Change is a process. Change is a journey. Change is exploration, thinking, mistaking, learning, testing, accepting, supporting and struggling. Change is emotion having an argument with reason. You cannot change culture if you want your employees to change their behavior. It’s the other way around: you need to change behavior to change the culture of your organization.
Big change projects have the tendency to change processes, organization, structures and training to change culture. But that’s only an illusion. New studies, like “Accelerate” by John Kotter and “Viral Change” by The Chalfont Project have arguments against this tendency which are very compelling and make sense.
Part 3 – Story telling
Story telling is not new to us. For thousands of years story telling was the one way experiences and lessons learned were spread. This because the majority of human population was illiterate until the last two to three hundred years, Our brains seem to learn and remember better when the information is processed in the form of stories. Many management guru’s have rediscovered this and used it to write fictional stories like “Who moved my cheese“, “Our iceberg is melting“, the Patrick Lencioni series and real life experiences like “Leading from the edge – Leadership Lessons from the Extraordinary Saga of Shackleton’s Antarctic Expedition“.
But story telling goes beyond writing and distributing books (I read of a case where the “Who Moved my cheese” book was spread to an entire organization to support the change effort). Story telling is about sharing experiences, both positive and negative experiences.
The theory of appreciative inquiry teaches us that by focusing on positive points and experiences, you can achieve better results, then when focusing on what’s going wrong. The case of OSHA mill proved a decrease in work related accidents when the power of positive story telling was unleashed. (A decrease is good situation when you’re talking about the number of accidents, of course.)
A distributed community sharing stories about positive experiences with their change efforts will have an exhilarating effect on the organization. Remember: if your need to set the organization on fire, communities are your oxygen.
But don’t write of sharing negative experiences completely. Sharing negative experiences… can be positive too. As you show you’re not invulnerable, but also human, and that you learned something from the experience.
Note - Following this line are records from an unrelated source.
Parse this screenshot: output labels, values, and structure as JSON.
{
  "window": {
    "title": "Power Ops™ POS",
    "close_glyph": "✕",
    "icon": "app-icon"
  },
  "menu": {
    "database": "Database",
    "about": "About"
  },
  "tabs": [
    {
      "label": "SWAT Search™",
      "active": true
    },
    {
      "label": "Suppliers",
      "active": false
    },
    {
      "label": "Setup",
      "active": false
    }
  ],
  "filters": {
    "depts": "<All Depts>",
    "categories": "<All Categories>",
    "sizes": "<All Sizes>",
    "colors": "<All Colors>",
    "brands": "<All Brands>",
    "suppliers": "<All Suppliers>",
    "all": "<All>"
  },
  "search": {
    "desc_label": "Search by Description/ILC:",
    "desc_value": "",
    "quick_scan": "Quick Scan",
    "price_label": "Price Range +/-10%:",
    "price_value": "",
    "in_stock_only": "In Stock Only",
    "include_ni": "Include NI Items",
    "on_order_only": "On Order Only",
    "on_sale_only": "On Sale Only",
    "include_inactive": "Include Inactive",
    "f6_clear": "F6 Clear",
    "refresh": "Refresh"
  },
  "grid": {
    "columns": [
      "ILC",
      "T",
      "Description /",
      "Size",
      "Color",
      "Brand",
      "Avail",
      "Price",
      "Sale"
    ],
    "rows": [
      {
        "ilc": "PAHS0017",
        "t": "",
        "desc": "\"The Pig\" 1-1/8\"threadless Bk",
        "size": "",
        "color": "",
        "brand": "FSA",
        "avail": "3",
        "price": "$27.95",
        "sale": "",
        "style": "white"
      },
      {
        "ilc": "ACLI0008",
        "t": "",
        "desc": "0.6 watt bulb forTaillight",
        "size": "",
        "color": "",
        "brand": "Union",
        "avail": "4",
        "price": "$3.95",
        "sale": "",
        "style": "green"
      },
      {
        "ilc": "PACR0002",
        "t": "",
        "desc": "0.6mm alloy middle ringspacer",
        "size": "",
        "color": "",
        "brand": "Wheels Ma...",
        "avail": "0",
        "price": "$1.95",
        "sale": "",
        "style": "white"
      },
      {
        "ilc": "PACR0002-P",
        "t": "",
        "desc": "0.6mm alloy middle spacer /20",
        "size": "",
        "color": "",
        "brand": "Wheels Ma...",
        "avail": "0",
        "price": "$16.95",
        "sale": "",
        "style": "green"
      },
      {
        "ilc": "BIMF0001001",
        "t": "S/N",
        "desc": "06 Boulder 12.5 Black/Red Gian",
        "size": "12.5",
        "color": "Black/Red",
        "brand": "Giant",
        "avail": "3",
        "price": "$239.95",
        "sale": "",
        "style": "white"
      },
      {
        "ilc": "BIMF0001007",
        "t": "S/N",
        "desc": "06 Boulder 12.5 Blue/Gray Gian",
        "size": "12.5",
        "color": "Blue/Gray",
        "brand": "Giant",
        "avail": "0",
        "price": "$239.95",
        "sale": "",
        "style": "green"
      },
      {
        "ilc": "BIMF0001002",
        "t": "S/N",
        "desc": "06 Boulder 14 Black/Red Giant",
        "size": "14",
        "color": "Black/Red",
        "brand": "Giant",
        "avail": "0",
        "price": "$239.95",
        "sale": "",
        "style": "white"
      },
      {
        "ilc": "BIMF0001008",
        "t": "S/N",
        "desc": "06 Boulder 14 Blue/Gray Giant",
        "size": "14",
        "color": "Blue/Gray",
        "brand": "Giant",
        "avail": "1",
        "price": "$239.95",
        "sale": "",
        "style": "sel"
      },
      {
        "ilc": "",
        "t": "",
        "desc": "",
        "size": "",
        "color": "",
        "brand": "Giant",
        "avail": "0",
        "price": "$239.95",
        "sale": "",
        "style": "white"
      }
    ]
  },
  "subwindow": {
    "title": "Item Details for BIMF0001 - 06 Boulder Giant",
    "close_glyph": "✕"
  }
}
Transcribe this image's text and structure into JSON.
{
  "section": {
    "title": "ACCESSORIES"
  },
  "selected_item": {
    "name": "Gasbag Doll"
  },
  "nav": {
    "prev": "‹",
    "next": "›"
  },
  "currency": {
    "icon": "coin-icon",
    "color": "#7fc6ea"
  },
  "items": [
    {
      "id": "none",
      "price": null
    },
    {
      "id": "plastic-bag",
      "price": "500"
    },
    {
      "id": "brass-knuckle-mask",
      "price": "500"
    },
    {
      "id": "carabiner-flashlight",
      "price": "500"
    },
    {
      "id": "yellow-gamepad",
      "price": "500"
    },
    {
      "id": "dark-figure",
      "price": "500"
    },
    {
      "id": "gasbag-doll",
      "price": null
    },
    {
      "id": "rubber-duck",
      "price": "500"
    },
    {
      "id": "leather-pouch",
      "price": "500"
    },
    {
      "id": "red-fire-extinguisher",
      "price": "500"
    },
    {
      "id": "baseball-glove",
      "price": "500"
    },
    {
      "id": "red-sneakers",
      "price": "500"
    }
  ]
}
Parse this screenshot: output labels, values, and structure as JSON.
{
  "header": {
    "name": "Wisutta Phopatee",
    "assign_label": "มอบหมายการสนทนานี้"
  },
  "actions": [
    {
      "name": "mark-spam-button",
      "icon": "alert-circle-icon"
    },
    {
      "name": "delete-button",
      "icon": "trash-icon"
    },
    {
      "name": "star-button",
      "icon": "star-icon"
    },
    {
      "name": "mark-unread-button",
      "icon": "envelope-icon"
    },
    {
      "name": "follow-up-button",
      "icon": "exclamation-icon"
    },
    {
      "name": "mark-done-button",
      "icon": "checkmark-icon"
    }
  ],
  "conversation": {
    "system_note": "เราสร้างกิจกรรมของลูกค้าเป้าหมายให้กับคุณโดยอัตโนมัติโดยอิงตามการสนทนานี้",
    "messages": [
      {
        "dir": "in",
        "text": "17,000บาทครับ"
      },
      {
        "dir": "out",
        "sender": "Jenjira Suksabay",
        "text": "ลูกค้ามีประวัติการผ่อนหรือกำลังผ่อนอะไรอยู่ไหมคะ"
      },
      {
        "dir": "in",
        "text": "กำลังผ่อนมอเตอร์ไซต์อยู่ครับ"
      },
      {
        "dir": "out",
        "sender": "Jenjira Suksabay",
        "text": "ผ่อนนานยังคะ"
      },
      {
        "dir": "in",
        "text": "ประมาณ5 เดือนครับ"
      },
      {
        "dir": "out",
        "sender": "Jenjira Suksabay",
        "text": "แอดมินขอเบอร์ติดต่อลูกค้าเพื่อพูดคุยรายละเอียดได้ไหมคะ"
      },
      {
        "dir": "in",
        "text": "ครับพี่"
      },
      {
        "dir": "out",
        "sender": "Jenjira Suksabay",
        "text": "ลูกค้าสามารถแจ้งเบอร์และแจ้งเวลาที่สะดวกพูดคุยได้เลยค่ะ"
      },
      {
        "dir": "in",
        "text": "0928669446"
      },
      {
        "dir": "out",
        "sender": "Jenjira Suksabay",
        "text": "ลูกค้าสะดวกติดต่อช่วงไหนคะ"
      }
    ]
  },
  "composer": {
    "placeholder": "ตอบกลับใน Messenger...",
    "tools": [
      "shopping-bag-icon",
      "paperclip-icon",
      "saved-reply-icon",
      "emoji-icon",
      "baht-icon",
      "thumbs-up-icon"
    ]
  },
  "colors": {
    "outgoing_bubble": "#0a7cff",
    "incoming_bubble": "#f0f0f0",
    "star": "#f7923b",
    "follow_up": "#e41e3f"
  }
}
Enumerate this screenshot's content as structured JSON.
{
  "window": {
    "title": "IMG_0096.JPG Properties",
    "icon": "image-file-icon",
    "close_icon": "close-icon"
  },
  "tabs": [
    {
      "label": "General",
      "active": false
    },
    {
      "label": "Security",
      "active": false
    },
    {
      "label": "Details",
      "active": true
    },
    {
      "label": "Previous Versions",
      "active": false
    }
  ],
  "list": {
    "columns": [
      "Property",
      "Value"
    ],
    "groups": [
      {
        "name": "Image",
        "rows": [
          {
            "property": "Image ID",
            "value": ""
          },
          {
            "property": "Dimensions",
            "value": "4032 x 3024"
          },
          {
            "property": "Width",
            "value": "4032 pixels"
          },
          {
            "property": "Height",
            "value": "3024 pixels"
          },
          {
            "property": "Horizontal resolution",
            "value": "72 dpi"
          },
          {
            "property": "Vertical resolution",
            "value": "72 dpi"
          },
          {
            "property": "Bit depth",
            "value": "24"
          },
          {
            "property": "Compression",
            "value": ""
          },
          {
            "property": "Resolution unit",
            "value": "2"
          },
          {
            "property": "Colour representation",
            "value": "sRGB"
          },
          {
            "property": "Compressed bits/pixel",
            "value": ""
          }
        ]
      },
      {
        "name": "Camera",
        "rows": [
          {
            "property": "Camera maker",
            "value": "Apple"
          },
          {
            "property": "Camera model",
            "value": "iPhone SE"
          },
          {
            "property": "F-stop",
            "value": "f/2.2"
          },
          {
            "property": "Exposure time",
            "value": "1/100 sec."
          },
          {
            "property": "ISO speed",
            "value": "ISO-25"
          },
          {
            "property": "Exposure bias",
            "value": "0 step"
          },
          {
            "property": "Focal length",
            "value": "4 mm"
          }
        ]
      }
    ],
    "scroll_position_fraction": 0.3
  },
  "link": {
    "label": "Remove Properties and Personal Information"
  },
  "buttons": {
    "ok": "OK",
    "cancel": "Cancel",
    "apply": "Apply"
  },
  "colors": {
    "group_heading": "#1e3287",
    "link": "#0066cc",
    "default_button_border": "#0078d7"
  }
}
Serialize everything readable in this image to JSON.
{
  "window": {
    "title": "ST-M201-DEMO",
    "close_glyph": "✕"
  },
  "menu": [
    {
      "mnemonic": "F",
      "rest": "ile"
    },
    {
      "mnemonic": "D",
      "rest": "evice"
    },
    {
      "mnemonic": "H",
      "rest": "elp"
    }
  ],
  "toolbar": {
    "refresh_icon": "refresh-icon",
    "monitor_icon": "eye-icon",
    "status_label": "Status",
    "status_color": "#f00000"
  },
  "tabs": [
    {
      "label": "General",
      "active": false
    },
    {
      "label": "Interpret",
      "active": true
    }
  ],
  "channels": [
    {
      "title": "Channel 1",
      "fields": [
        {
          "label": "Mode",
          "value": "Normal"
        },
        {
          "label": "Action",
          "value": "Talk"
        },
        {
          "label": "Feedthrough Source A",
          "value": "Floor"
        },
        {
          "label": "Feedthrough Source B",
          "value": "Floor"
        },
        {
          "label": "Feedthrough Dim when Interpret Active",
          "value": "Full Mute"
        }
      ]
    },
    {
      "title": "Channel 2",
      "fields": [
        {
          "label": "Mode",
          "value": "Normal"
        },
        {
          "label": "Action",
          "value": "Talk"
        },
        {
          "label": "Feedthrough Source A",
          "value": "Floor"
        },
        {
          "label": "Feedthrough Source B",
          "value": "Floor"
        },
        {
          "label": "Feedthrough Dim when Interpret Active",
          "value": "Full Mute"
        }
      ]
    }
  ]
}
Sharing both types of stories are signs of a mature community growing in your organization.